Greenpeace activists suspend themselves from Houston bridge to protest fossil fuels

Katelyn Meza, News Editor

On Thursday, September 12, eleven Greenpeace activists suspended themselves from the Fred Hartman Bridge in Houston, Texas in a demonstration to protest the burning of fossil fuels and rise in climate change. Armed with bungee cords, food, water, and colored flags, the activists hung from the bridge to block the Houston Ship Channel from exporting oil.
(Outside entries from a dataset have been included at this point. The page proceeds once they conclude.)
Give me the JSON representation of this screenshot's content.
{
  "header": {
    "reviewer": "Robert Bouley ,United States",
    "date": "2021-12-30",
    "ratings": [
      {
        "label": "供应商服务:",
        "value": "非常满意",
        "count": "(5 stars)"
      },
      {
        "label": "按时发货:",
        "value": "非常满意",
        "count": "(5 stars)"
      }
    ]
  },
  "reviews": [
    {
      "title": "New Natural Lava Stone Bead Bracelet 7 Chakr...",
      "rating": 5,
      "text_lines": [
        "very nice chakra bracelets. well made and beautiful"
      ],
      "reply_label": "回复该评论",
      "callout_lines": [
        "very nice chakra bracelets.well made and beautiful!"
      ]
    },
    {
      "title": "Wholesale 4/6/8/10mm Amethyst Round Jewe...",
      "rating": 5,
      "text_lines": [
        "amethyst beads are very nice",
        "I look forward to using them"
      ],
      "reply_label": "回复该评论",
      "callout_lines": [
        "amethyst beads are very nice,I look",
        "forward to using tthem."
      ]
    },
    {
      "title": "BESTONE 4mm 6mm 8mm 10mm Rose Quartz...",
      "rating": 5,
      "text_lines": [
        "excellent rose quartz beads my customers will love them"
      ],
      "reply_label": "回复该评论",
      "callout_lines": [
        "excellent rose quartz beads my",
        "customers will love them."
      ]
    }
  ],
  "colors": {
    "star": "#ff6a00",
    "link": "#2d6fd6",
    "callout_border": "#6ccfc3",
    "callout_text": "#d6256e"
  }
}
Greenpeace USA tweeted, “We’re in Houston shutting down the largest oil export channel in the country to resist Trump & the oil industry for fueling this #ClimateCrisis. It’s time to end the age of oil. #PeopleVsOil.” They then challenged the Democratic presidential primary candidates to take action towards climate change prior to the third Democratic debate held in Houston.

The activists had intended on completing the demonstration for 24 hours, but the plan was cut short as Houston authorities spent hours retrieving each activist from the bridge. The retrieved activists were placed in jail and released on Saturday to attend federal court.

Now, according to the Houston Chronicle, all activists and their spotters face federal charges of aiding and abetting obstruction of navigable waters. They pleaded not guilty to the charged crimes and justified the act as a peaceful protest to gain attention for a noble cause. If convicted, they risk a year in jail or paying a $2,500 fine.

The Greenpeace demonstration was intended to confront the oil industry and pressure the Trump administration to address climate change. The protest has gained significant attention and is currently viewed by many as a bold and public call for change. Now the protesters must wait to see if the charges will be convicted.